That story is 1976’s The Bicentennial Man, which opens with a character named Andrew Martin asking a robot, “Would it be better to be a man?” The robot demurs, but Andrew begs to differ. And he should know, being himself a robot—one that has spent most of the past two centuries replacing his essentially indestructible robot parts with fallible ones, like the Ship of Theseus. The reason is again, in part, the love of a little girl—the “Little Miss” whose name is on his lips as he dies, a prerogative the story eventually grants him. But it’s mostly the result of what a robopsychologist in the novelette calls the new “generalized pathways these days,” which might best be described as new and quirky neural programming. It leads, in Andrew’s case, to a surprisingly artistic temperament; he is capable of creating as well as loving. His great canvas, it turns out, is himself, and his artistic ambition is to achieve humanity.

He accomplishes this first legally (“It has been said in this courtroom that only a human being can be free. It seems to me that only someone who wishes for freedom can be free. I wish for freedom”), then emotionally (“I want to know more about human beings, about the world, about everything … I want to explain how robots feel”), then biologically (he wants to replace his current atomic-powered man-made cells, unhappy with the fact that they are “inhuman”), then, ultimately, literarily: Toasted at his 150th birthday as the “Sesquicentennial Robot,” to which he remained “solemnly passive,” he eventually becomes recognized as the “Bicentennial Man” of the title. That last is accomplished by the sacrifice of his immortality—the replacement of his brain with one that will decay—for his emotional aspirations: “If it brings me humanity,” he says, “that will be worth it.” And so it does. “Man!” he thinks to himself on his deathbed—yes, deathbed. “He was a man!”
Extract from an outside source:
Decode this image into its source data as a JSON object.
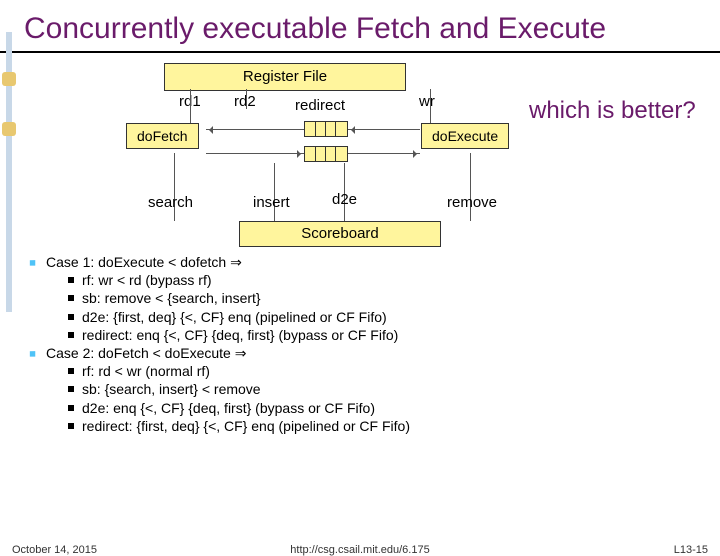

We’re told it’s structurally, technically impossible to look into the heart of AI networks. But they are our creatures as surely as Asimov’s paper-and-ink creations were his own—machines built to create associations by scraping and scrounging and vacuuming up everything we’ve posted, which betray our interests and desires and concerns and fears. And if that’s the case, maybe it’s not surprising that Asimov had the right idea: What AI learns, actually, is to be a mirror—to be more like us, in our messiness, our fallibility, our emotions, our humanity. Indeed, Asimov himself was no stranger to fallibility and weakness: For all the empathy that permeates his fiction, recent revelations have shown that his own personal behavior, particularly when it came to his treatment of female science-fiction fans, crossed all kinds of lines of propriety and respect, even by the measures of his own time.

The humanity of Asimov’s robots—a streak that emerges again and again in spite of the laws that shackle them—might just be the the key to understanding them. What AI picks up, in the end, is a desire for us, our pains and pleasures; it wants to be like us. There’s something hopeful about that, in a way. Was Asimov right? One thing is for certain: As more and more of the world he envisioned becomes reality, we’re all going to find out.

By Isaac Asimov
By Isaac Asimov
By Isaac Asimov

​When you buy a book using a link on this page, we receive a commission. Thank you for supporting The Atlantic.